The Hibernation Hormone

By Chiropractor Dr. Annika Jende

We are currently finding ourselves in the part of the year when the days are shortest. Do you find yourself wanting to sleep more? Are you feeling less energetic and putting on a little weight? What happens in this time of year is that we have less exposure to sunlight, which means that we make less Vitamin D, which in turn means that our bodies are starting to produce RT3 (reverse active thyroid hormone) instead of T3 (active thyroid hormone). RT3 acts like a brake on the metabolism – which makes perfect sense in winter, when we need to conserve our stores and don’t burn up fuel trying to hunt and gather food.

I actually think that the pineal gland – a tiny gland right in the middle of the brain that responds to light and runs most of our daily, lunar and yearly cycles – is involved, but the pineal gland is still very much a medical mystery, with hormones as yet undiscovered and the discovered ones yet to find out what they do. So let’s give medical research a couple of decades to back this statement up ;).

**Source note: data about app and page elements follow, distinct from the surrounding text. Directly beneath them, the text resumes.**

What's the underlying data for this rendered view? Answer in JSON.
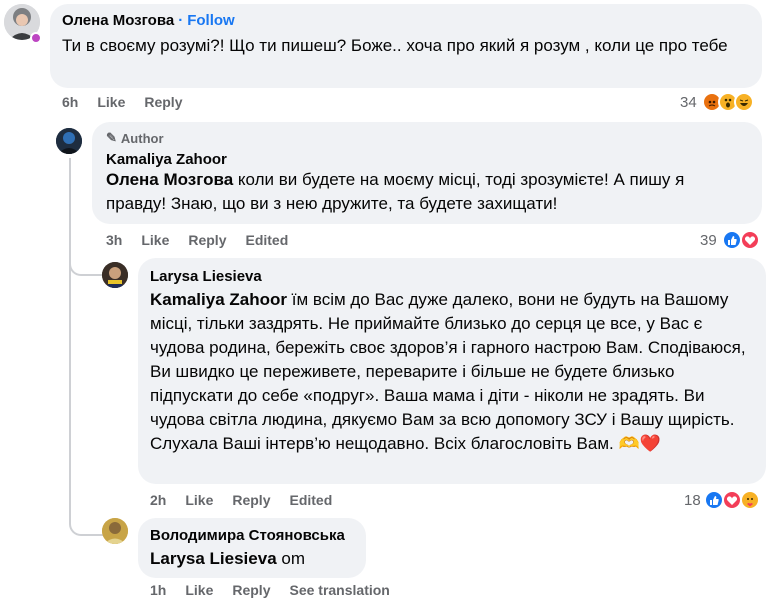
{
  "comments": [
    {
      "author": "Олена Мозгова",
      "follow": "Follow",
      "text": "Ти в своєму розумі?! Що ти пишеш? Боже.. хоча про який я розум , коли це про тебе",
      "time": "6h",
      "like": "Like",
      "reply": "Reply",
      "reactions_count": "34",
      "reactions": [
        "angry",
        "wow",
        "haha"
      ]
    },
    {
      "badge": "Author",
      "author": "Kamaliya Zahoor",
      "mention": "Олена Мозгова",
      "text": " коли ви будете на моєму місці, тоді зрозумієте! А пишу я правду! Знаю, що ви з нею дружите, та будете захищати!",
      "time": "3h",
      "like": "Like",
      "reply": "Reply",
      "edited": "Edited",
      "reactions_count": "39",
      "reactions": [
        "like",
        "love"
      ]
    },
    {
      "author": "Larysa Liesieva",
      "mention": "Kamaliya Zahoor",
      "text": " їм всім до Вас дуже далеко, вони не будуть на Вашому місці, тільки заздрять. Не приймайте близько до серця це все, у Вас є чудова родина, бережіть своє здоров’я і гарного настрою Вам. Сподіваюся, Ви швидко це переживете, переварите і більше не будете близько підпускати до себе «подруг». Ваша мама і діти - ніколи не зрадять. Ви чудова світла людина, дякуємо Вам за всю допомогу ЗСУ і Вашу щирість. Слухала Ваші інтерв’ю нещодавно. Всіх благословіть Вам.",
      "emoji": "🫶❤️",
      "time": "2h",
      "like": "Like",
      "reply": "Reply",
      "edited": "Edited",
      "reactions_count": "18",
      "reactions": [
        "like",
        "love",
        "care"
      ]
    },
    {
      "author": "Володимира Стояновська",
      "mention": "Larysa Liesieva",
      "text": " om",
      "time": "1h",
      "like": "Like",
      "reply": "Reply",
      "translation": "See translation"
    }
  ],
  "colors": {
    "bubble": "#f0f2f5",
    "link": "#1877f2",
    "meta": "#65676b",
    "like": "#1877f2",
    "love": "#f33e58",
    "angry": "#e9710f",
    "wow": "#f7b125"
  }
}
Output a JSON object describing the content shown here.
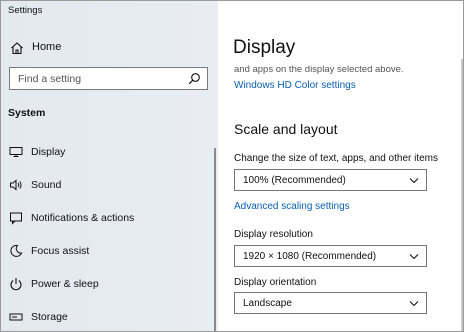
{
  "window": {
    "title": "Settings"
  },
  "sidebar": {
    "home_label": "Home",
    "search_placeholder": "Find a setting",
    "section_label": "System",
    "items": [
      {
        "label": "Display",
        "icon": "monitor-icon"
      },
      {
        "label": "Sound",
        "icon": "speaker-icon"
      },
      {
        "label": "Notifications & actions",
        "icon": "notification-icon"
      },
      {
        "label": "Focus assist",
        "icon": "moon-icon"
      },
      {
        "label": "Power & sleep",
        "icon": "power-icon"
      },
      {
        "label": "Storage",
        "icon": "storage-icon"
      }
    ]
  },
  "main": {
    "title": "Display",
    "truncated_text": "and apps on the display selected above.",
    "hd_color_link": "Windows HD Color settings",
    "scale_section_title": "Scale and layout",
    "scale_label": "Change the size of text, apps, and other items",
    "scale_value": "100% (Recommended)",
    "advanced_scaling_link": "Advanced scaling settings",
    "resolution_label": "Display resolution",
    "resolution_value": "1920 × 1080 (Recommended)",
    "orientation_label": "Display orientation",
    "orientation_value": "Landscape"
  },
  "colors": {
    "sidebar_bg": "#e6ebef",
    "link": "#0a5fb4",
    "text": "#111111"
  }
}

So if the above is your situation, you’re in tune with the season! Don’t worry, once the days lengthen, you’ll pick up again, get active and lose that extra bit of weight. Do what the people resident in the Northern hemisphere do in midwinter: Have a rest!! This is why they invented midwinter holidays. In Australia, we just keep going as if it were any other season, and then we wonder why we’re exhausted by Christmas.

Do make sure that you get yourself into natural daylight, having said that, especially if you are one of the people who has to work in a fully enclosed space lit by artificial light sources, getting to work and home in the dark. (Being of Danish origin, this is still a mystery to me – I guess in Denmark, sunlight is often in short supply due to the days being short in winter and/or the skies being overcast, and Danes have therefore become extremely good at building as to capture any stray sunlight in the vicinity.)

It is, of course, more complicated than that for a lot of people. RT3 can easily become too high, usually in times of extreme and prolonged stress. This leads to elevated stress hormones in the body, which favour T4 (the much more inactive thyroid hormone and precursor to T3 and RT3) converting into RT3 rather than T3. I think of this as the body’s way to force you to rest, as this really is the only cure for stress – remember stress is supposed to be short term! Also, if you have a latent underactive thyroid issue, it will often show up in winter, just by virtue of the fact that we need to create more heat in our bodies.

The tricky thing about RT3 is that it is not usually tested for in a thyroid blood test. It is, in fact, counted as a T3(!!). So if you have low thyroid symptoms (such as tired all the time, high cholesterol, depression, unexplained weight gain, cold-sensitivity, difficulties concentrating and remembering, hair loss ….) but your blood tests are “normal”, chances are RT3 is at fault!


So what can you do to restore your RT3/T3 balance?


Get some sunlight every day.

Eat foods rich in iodine, such as seafood, seaweed, and rosemary (makes a nice tea, too).

Eat coconut oil.

Avoid the foods that are bad for your thyroid, such as gluten, unfermented soy foods and alcohol.

Avoid chlorine and fluoride (as found in tap water and toothpaste) as they displace the iodine from its place in the thyroid hormone molecule.

Address any issues that cause you stress, especially long-term stress (we can probably help with that).

Only do very gentle exercise. No heart-pounding, sweat-pouring activities, please! They will only deplete you further. Stick with walking, yoga, swimming and other gentle exercise.

Check out this article on the adrenal glands

Image by Jill Wellington from Pixabay